I can't believe this discussion is necessary.
I suppose it's interesting as far as the legality debate goes, but...seriously. It's 2008. It seems we just don't learn much from our past struggles with human/civil rights.
I completely understand the sentiment that a discussion about this topic can be "behind the times"
Like I said, I'm not really interested in a debate about homosexuality, but I do have to say that the reason I have a problem with legalized gay marriage is that I believe all tax benefits associated with marriage should be tied to children. Due to the fact that married people produce the huge majority of children, they are entitled to tax benefits whether they have kids or not. IMO IF the government is going to continue this blanket tax policy, it should not apply to those who are obviously unable to produce offspring.
Adoptions should also carry specific tax benefits.
I don't think there is anything old fashioned about my opinions.
It seems to me like the Supreme Court did in fact have the authority to make this decision, but it bothers me because I believe most judges would not be able to separate their personal feelings about homosexuality from the law.
I'm sure someone has already addressed this but....CA's decision to apply strict scrutiny seems right...
discrete and insular class (carolene products footnote 4).... overinclusive/underinclusive etc. etc. (romer v.evans)
Even under rational basis, marriage discrimination is hard to justify (goodridge v. dep't of public health). The problem is that marriage discrimination is 'so woefully' overinclusive and underinclusive that it casts doubt upon the asserted state interest.

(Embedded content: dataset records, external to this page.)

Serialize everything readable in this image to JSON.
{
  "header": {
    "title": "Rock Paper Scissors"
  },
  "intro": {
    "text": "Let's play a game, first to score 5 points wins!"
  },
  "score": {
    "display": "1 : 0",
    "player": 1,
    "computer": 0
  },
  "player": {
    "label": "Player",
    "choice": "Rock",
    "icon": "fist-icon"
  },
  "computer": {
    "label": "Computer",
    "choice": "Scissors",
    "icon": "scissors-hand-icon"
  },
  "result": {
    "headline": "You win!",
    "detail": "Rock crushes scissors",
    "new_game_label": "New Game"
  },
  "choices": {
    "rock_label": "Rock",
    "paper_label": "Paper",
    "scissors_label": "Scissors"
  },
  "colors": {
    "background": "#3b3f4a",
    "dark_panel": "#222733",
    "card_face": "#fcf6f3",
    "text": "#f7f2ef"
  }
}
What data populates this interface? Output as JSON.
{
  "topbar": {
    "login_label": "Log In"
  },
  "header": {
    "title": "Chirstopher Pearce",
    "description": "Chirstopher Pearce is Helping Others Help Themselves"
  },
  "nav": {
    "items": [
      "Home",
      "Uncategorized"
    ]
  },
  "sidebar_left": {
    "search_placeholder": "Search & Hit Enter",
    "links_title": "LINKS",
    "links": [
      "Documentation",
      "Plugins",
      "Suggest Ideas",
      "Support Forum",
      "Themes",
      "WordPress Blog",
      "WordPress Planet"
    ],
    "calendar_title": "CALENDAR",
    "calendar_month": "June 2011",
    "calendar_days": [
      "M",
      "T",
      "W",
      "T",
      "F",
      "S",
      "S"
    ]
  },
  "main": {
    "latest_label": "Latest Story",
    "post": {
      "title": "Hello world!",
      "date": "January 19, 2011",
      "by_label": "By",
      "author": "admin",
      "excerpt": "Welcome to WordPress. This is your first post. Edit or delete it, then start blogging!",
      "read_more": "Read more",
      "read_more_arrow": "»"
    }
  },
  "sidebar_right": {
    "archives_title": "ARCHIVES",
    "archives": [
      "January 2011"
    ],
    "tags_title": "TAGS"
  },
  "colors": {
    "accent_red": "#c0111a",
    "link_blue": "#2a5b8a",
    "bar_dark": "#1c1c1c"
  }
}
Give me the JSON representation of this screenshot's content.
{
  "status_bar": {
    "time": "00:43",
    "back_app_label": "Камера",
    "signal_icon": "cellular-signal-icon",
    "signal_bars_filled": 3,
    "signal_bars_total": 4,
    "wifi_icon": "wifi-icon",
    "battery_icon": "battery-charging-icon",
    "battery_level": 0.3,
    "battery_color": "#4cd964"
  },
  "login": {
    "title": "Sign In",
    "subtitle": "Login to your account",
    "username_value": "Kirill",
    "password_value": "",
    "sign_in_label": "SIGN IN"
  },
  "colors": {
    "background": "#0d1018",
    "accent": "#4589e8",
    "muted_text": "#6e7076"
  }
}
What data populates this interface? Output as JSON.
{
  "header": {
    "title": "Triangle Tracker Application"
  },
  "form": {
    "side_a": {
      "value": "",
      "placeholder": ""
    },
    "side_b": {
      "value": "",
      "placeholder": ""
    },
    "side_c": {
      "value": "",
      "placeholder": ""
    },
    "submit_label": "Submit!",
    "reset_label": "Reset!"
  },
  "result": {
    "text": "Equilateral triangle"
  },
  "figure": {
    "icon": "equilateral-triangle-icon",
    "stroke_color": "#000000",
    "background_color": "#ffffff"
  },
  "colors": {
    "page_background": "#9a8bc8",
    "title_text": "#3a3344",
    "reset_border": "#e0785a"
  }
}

ex- there's nothing preventing 80 year old women nor infertile men from marrying so a state's claim that a discriminatory marriage policy furthers the interest of procreation is dubious.